Record extracts section start

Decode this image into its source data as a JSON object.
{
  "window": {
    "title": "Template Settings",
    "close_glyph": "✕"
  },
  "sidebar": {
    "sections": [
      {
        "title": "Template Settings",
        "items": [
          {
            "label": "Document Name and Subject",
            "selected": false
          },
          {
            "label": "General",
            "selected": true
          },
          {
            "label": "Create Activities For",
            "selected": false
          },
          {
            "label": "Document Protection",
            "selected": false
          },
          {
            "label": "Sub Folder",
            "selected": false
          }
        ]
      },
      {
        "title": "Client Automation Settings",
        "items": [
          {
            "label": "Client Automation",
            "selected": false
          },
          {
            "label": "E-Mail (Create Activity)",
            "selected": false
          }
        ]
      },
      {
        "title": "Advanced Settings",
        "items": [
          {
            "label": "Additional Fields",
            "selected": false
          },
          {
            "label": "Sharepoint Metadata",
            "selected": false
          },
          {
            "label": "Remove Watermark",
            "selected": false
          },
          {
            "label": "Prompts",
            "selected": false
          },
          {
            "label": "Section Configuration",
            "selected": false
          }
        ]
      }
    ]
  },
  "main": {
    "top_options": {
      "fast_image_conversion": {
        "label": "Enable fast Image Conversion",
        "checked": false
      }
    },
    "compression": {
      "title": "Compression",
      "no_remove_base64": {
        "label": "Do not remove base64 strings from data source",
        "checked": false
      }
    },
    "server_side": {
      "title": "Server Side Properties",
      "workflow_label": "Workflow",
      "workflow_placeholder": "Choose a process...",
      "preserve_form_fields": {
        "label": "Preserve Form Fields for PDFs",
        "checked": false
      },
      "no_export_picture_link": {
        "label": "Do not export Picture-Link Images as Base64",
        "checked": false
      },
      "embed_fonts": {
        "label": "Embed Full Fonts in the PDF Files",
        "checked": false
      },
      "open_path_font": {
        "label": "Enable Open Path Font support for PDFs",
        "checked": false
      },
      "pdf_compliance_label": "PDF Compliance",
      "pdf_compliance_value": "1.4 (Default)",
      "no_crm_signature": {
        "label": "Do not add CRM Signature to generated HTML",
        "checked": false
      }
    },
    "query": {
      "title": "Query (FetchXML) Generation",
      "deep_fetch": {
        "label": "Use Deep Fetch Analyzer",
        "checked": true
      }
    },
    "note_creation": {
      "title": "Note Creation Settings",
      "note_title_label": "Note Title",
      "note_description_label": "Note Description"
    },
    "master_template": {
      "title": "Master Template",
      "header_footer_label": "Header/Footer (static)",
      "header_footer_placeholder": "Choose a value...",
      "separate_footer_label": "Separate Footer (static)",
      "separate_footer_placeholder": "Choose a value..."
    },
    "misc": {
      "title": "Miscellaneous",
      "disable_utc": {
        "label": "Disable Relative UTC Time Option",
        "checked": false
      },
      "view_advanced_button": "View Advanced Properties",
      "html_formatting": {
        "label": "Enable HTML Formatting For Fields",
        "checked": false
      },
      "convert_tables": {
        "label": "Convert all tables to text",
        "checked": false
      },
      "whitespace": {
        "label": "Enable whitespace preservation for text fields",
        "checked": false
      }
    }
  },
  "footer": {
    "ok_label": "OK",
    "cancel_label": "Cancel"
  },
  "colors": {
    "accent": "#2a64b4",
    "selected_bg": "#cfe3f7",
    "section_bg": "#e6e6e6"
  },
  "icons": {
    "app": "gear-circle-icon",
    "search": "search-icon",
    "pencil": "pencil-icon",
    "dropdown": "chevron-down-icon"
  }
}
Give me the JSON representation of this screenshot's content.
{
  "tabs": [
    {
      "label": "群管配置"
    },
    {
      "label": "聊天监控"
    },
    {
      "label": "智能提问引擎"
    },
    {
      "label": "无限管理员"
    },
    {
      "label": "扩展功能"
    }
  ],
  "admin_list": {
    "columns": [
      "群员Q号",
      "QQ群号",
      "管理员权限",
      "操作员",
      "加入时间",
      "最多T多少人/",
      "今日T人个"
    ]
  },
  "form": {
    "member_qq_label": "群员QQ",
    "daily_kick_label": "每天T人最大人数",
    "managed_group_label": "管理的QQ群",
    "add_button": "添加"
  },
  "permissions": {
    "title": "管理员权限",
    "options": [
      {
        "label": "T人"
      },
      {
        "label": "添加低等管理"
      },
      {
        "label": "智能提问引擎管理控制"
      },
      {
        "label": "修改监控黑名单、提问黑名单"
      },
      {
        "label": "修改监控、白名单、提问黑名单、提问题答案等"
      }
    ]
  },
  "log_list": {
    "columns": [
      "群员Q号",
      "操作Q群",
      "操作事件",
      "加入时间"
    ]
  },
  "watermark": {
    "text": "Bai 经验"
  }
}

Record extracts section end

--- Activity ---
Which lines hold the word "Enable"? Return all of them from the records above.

--- Task output ---
        "label": "Enable fast Image Conversion",
        "label": "Enable Open Path Font support for PDFs",
        "label": "Enable HTML Formatting For Fields",
        "label": "Enable whitespace preservation for text fields",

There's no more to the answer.